Nigeria is determined to cut the contracting cycle –the time between the bidding process and the actual award of contracts– in the country’s oil and gas industry from the current average period of two to four years, to just six months, Premium Times reported.
According to the Minister of State for Petroleum Resources, Ibe Kachikwu, the long contracting cycle in the industry is responsible for the high cost per barrel of the crude oil produced by Nigeria, compared to other member countries of the Organization of Petroleum Exporting Countries, OPEC. The Chairman of the Petroleum Technology Association of Nigeria, PETAN, Emeka Ene, said recently that Nigeria current spends an average of $30 to $35 to produce a barrel of oil.

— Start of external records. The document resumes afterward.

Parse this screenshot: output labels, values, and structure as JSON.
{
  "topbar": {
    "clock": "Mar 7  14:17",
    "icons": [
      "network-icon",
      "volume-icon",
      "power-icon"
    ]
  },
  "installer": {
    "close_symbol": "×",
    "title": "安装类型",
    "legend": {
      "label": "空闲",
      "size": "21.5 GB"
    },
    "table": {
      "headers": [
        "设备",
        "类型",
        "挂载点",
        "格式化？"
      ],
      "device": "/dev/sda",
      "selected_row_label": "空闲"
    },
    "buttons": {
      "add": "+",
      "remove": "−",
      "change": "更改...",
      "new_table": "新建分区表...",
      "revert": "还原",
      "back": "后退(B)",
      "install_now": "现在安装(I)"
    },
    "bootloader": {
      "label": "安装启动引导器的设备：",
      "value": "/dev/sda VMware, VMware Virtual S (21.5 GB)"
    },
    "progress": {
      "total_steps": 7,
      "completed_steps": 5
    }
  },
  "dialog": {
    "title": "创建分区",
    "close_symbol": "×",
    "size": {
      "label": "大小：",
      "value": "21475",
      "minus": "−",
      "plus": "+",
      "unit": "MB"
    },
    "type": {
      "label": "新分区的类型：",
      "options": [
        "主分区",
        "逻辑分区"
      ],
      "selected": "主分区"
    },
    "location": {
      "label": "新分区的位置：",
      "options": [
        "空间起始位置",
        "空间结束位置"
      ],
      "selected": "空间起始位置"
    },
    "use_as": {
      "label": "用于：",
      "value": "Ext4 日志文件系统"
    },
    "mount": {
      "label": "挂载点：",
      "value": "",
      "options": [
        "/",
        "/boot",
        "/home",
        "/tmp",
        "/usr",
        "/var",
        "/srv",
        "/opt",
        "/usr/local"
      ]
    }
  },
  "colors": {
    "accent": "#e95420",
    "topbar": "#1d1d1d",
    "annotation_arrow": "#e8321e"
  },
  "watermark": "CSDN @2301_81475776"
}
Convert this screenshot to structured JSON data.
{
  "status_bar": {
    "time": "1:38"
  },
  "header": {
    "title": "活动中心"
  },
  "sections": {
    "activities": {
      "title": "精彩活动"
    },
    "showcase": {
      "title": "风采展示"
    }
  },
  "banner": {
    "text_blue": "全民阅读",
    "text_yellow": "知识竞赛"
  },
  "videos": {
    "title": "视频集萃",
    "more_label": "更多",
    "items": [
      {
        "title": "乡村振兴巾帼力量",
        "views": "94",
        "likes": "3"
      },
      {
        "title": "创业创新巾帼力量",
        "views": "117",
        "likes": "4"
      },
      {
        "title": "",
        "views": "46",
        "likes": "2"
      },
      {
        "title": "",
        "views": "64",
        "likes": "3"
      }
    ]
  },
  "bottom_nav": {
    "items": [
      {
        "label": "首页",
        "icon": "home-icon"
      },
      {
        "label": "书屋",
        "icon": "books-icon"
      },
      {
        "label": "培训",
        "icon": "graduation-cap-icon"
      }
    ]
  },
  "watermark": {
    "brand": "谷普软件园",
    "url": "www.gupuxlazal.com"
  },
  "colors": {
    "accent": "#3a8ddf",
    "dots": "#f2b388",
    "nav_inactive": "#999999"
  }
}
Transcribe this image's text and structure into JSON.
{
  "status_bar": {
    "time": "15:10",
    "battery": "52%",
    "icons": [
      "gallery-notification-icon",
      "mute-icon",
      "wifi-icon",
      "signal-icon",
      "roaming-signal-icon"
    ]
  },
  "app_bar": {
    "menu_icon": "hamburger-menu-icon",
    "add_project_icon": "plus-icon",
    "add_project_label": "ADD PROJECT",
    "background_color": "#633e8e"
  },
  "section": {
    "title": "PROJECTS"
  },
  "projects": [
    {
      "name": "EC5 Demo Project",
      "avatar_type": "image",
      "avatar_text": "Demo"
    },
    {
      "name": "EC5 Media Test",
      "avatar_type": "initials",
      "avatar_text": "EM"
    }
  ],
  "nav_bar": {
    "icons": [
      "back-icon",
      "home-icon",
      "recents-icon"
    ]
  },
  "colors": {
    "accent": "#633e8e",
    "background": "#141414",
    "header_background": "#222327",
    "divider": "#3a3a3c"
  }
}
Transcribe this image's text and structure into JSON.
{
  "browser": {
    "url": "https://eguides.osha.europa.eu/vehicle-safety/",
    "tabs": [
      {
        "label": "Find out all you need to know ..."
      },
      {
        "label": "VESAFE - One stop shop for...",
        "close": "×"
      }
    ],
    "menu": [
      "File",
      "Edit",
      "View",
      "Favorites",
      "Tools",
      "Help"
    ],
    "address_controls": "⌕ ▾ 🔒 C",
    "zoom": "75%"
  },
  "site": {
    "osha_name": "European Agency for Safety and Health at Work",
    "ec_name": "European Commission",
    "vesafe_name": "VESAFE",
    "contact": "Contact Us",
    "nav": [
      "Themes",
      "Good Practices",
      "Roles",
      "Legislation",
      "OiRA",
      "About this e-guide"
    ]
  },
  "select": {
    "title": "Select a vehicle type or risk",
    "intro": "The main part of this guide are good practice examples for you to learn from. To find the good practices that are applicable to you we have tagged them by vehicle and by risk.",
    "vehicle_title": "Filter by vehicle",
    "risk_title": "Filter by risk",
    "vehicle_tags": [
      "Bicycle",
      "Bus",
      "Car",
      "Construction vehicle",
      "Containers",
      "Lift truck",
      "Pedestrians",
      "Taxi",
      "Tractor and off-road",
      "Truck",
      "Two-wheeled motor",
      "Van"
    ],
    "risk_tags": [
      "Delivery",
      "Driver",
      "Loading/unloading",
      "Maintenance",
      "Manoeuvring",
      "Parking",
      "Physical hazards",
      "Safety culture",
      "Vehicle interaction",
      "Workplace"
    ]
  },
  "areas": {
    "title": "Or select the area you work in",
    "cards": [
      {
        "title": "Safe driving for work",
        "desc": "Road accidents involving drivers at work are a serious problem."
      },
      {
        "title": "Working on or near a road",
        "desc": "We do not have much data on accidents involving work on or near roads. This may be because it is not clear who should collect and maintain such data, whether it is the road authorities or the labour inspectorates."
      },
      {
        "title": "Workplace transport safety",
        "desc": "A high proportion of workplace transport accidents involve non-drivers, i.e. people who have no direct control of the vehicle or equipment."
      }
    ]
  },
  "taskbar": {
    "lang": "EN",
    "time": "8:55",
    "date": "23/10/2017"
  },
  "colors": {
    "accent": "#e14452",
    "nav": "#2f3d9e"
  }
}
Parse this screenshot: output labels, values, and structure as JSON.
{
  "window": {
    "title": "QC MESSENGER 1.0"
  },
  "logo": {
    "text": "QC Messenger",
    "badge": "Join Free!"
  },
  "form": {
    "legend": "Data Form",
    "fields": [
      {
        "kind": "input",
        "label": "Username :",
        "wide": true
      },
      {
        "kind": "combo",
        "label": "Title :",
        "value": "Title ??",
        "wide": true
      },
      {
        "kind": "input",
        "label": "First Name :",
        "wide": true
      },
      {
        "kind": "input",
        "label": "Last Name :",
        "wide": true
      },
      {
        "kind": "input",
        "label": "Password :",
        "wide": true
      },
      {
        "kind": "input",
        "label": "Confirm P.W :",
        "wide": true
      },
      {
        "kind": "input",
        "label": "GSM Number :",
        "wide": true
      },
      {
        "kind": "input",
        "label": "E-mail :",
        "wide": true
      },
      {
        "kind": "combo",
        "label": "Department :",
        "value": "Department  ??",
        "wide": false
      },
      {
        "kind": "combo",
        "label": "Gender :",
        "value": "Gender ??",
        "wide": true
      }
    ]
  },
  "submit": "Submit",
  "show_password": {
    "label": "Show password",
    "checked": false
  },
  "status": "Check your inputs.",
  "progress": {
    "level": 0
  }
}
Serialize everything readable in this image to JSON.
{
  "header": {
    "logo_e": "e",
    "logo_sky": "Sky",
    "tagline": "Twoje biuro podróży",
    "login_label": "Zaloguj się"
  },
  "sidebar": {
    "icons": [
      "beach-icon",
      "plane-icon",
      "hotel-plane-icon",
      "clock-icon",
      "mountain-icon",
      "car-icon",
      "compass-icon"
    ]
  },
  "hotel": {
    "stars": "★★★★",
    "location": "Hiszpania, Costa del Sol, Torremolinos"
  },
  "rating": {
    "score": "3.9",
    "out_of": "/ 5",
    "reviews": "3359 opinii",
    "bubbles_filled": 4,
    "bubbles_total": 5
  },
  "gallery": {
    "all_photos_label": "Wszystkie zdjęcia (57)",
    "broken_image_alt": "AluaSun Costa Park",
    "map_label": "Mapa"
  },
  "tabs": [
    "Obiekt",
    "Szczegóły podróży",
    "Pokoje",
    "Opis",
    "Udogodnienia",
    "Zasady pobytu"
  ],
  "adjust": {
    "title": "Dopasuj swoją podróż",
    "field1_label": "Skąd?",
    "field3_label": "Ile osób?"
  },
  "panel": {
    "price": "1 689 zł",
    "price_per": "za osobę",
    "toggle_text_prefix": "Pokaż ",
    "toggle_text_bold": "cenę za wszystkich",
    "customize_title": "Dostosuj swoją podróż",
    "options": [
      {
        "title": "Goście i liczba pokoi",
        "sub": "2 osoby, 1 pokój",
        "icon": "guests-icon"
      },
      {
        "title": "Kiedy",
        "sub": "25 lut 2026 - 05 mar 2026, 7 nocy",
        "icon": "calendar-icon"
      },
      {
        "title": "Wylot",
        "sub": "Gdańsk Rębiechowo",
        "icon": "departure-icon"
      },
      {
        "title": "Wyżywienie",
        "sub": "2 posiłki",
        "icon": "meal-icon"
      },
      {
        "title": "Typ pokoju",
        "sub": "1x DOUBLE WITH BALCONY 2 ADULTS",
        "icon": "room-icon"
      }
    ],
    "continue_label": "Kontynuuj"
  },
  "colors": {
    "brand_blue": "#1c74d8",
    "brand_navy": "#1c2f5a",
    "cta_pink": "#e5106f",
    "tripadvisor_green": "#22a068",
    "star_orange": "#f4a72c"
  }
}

It was also reported by All Africa that the Minister, who was represented by a Group General Manager, Sajebor Stephen, said the contract approving entities were already implementing a new strategy to develop a single contracting procedure which would soon be unveiled for the industry. It would help, as he said, to eliminate problems associated with multiplicity of bidders, application of manual tools in bid evaluation and divergent tender requirements by approving entities.